══ DATA TO USE

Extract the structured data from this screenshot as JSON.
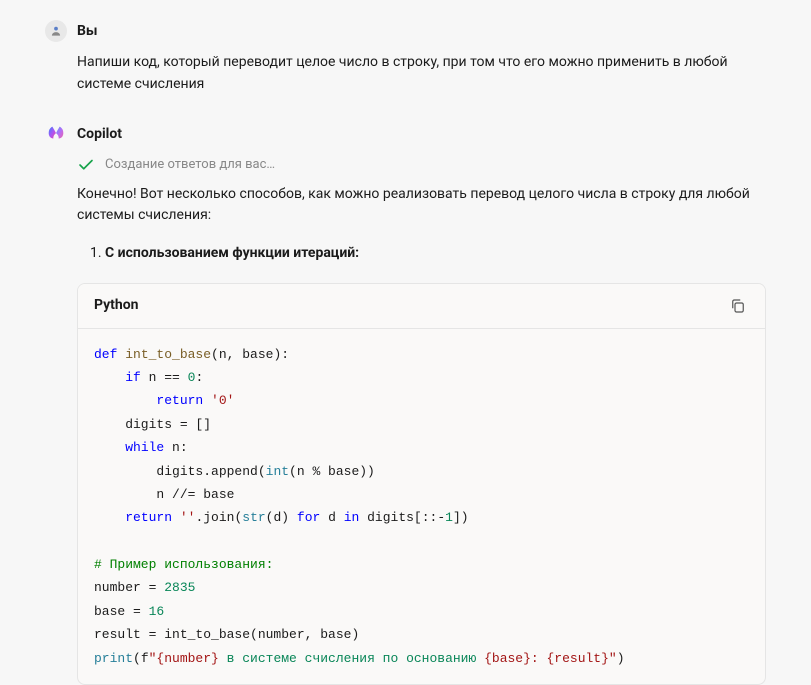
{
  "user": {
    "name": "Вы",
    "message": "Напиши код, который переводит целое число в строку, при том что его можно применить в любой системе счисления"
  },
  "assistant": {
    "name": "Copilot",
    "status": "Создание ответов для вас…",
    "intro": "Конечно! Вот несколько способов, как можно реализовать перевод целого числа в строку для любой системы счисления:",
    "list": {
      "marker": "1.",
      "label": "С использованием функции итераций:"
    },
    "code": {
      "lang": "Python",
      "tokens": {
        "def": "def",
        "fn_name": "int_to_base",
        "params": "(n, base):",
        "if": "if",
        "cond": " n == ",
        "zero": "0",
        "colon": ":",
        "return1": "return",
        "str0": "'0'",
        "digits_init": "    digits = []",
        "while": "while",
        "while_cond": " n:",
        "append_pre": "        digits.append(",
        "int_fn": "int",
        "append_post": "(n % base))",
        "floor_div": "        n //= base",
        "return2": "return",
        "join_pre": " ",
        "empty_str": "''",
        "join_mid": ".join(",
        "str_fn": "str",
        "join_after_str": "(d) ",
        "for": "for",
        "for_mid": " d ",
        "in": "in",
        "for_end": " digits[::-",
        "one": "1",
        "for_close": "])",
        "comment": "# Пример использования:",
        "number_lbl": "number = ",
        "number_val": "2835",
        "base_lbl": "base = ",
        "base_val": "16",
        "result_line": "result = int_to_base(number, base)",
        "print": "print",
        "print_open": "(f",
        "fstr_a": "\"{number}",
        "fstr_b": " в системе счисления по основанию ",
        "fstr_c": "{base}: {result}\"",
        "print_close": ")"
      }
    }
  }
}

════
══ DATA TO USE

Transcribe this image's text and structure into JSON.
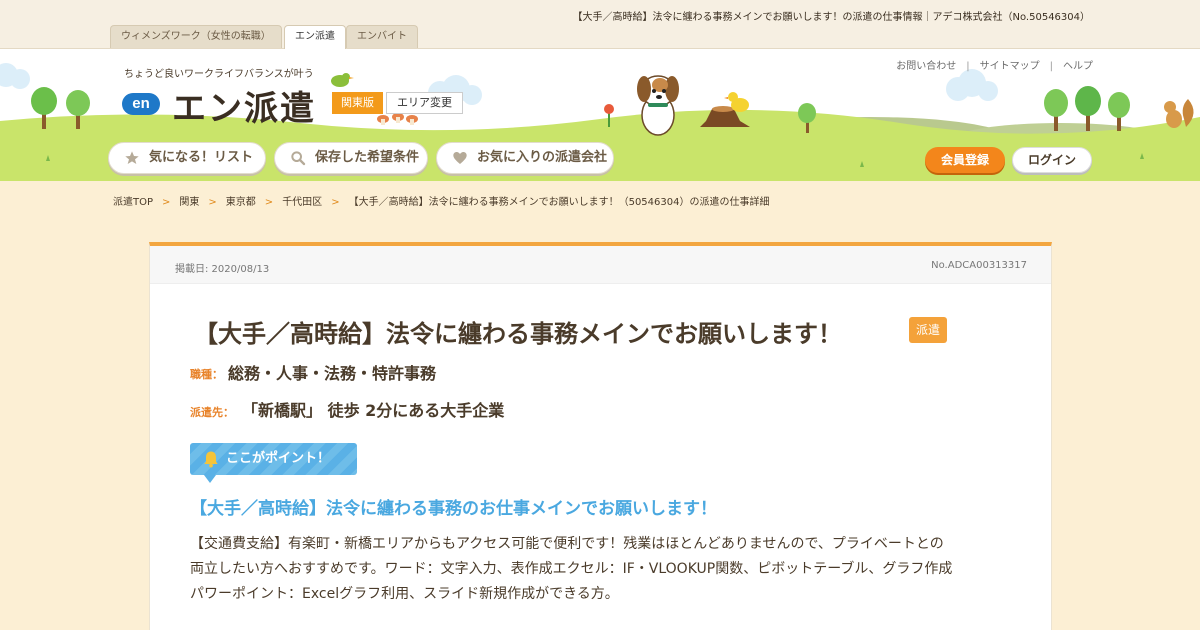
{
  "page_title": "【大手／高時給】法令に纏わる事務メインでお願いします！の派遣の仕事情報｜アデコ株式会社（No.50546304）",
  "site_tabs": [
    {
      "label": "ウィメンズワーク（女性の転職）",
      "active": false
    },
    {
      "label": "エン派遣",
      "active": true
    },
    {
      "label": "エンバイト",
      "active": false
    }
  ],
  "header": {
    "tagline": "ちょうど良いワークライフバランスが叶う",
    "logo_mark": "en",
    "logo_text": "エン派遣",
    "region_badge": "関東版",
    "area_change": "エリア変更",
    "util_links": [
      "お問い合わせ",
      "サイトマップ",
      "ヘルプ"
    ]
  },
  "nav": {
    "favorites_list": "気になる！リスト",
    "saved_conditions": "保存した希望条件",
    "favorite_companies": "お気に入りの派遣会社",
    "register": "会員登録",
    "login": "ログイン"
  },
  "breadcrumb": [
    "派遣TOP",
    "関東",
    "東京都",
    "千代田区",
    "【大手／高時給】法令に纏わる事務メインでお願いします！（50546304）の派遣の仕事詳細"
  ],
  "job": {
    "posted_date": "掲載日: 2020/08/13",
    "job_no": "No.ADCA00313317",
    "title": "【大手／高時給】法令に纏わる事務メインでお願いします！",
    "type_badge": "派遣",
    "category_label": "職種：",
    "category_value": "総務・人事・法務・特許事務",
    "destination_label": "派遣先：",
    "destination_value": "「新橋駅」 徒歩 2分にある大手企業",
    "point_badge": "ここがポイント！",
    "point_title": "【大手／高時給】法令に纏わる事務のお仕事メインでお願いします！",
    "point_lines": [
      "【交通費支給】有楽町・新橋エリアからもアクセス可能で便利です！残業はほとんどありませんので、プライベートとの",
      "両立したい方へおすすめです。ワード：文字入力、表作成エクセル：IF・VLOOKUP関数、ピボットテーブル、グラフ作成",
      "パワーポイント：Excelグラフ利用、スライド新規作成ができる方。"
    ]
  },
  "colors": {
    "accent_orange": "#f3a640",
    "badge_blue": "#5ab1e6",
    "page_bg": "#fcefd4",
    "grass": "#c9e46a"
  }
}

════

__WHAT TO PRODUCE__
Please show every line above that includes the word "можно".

__EXERCISE RESPONSE__
    "message": "Напиши код, который переводит целое число в строку, при том что его можно применить в любой системе счисления"
    "intro": "Конечно! Вот несколько способов, как можно реализовать перевод целого числа в строку для любой системы счисления:",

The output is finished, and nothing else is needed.